Problem details
Scan the data. Collect each line that contains the word "this".

Data

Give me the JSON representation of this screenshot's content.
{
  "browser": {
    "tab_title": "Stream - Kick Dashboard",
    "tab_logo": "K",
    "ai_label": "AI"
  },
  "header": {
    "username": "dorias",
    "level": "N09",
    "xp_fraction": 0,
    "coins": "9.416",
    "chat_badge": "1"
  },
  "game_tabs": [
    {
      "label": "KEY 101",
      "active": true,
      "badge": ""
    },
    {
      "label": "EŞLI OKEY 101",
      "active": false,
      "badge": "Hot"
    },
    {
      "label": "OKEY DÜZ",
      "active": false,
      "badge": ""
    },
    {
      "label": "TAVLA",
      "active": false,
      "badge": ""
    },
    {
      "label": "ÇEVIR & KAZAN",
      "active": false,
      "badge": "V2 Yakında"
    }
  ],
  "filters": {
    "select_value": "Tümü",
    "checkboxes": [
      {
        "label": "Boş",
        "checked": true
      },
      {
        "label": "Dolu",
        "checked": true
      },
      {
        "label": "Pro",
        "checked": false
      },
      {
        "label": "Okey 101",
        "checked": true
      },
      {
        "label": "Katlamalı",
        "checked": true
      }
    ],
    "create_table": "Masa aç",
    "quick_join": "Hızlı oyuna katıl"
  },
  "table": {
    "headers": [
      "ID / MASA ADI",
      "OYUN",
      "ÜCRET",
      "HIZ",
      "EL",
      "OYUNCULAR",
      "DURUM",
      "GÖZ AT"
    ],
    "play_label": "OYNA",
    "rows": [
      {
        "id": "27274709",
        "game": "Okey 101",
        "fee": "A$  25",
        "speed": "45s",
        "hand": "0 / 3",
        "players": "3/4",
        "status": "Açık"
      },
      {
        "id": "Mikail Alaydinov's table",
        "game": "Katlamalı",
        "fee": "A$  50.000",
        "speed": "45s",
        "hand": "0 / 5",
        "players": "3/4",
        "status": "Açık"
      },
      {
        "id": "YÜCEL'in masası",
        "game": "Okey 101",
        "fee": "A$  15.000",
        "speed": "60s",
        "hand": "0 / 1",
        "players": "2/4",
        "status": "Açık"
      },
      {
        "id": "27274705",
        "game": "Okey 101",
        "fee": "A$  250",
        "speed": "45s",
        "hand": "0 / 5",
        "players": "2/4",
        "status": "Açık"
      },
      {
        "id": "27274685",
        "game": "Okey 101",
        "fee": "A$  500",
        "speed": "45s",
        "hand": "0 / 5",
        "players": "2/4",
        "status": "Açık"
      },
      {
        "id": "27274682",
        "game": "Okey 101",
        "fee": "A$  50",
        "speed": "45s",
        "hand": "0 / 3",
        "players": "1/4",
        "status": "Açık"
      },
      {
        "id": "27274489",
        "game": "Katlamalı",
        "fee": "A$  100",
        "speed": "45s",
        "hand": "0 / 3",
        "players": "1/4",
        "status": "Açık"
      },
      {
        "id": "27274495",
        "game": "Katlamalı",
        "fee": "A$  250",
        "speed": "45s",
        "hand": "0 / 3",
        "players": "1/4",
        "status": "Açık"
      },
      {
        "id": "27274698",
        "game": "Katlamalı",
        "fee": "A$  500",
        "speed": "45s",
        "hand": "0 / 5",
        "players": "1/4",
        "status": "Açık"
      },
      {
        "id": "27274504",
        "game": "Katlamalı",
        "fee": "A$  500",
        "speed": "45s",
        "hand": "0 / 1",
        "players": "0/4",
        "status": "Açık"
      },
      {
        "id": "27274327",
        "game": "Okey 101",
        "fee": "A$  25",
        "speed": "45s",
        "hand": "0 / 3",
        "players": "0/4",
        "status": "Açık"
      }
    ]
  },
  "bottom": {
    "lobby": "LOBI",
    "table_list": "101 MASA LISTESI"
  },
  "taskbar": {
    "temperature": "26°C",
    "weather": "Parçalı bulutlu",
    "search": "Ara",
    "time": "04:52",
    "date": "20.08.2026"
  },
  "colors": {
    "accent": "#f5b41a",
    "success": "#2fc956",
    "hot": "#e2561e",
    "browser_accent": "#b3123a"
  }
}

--

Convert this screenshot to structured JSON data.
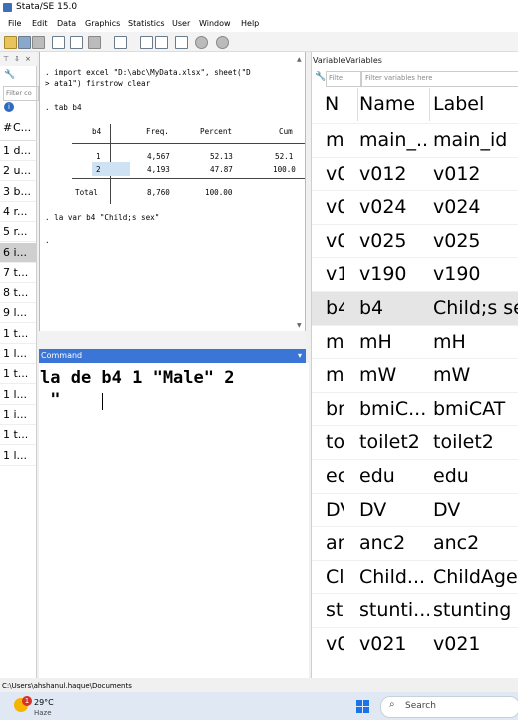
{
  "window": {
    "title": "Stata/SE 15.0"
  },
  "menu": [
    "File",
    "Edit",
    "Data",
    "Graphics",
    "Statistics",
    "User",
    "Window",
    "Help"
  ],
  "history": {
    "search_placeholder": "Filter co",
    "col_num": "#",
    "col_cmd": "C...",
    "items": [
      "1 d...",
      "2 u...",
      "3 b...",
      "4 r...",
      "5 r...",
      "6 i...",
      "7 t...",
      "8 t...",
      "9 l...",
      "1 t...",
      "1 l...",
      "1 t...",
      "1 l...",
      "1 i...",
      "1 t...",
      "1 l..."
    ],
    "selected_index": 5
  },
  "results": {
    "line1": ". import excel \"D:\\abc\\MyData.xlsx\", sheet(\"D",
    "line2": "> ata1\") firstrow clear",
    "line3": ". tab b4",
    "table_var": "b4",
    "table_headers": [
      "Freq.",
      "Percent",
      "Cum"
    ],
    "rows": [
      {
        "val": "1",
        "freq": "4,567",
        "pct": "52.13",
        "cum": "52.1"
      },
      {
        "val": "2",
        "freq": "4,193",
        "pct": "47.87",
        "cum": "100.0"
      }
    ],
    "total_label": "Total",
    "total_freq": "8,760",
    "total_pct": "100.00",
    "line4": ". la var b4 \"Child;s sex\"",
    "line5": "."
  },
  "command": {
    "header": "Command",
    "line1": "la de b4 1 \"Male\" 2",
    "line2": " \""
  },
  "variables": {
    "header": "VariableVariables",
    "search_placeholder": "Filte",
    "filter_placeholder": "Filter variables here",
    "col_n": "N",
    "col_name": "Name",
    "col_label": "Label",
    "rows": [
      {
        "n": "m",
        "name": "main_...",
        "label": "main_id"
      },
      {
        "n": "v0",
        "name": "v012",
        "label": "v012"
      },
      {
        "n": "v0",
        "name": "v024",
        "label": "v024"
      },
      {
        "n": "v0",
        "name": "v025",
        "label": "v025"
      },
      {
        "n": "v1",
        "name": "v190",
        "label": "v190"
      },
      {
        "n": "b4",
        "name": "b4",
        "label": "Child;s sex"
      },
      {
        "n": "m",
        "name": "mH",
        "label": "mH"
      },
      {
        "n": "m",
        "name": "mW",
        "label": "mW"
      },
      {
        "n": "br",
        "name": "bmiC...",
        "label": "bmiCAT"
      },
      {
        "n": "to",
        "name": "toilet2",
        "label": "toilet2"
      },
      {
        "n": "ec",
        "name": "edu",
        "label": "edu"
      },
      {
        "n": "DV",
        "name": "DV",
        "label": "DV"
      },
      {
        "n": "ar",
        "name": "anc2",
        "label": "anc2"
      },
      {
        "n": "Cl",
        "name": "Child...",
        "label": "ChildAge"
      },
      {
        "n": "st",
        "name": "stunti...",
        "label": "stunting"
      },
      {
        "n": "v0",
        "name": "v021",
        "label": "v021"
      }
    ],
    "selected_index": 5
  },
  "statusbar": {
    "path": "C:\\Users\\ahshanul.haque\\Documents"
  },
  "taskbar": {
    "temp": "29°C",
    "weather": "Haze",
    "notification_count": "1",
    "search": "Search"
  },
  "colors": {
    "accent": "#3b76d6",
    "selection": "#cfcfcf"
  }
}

Exercise response
Give me the JSON representation of this screenshot's content.
Convert this screenshot to structured JSON data.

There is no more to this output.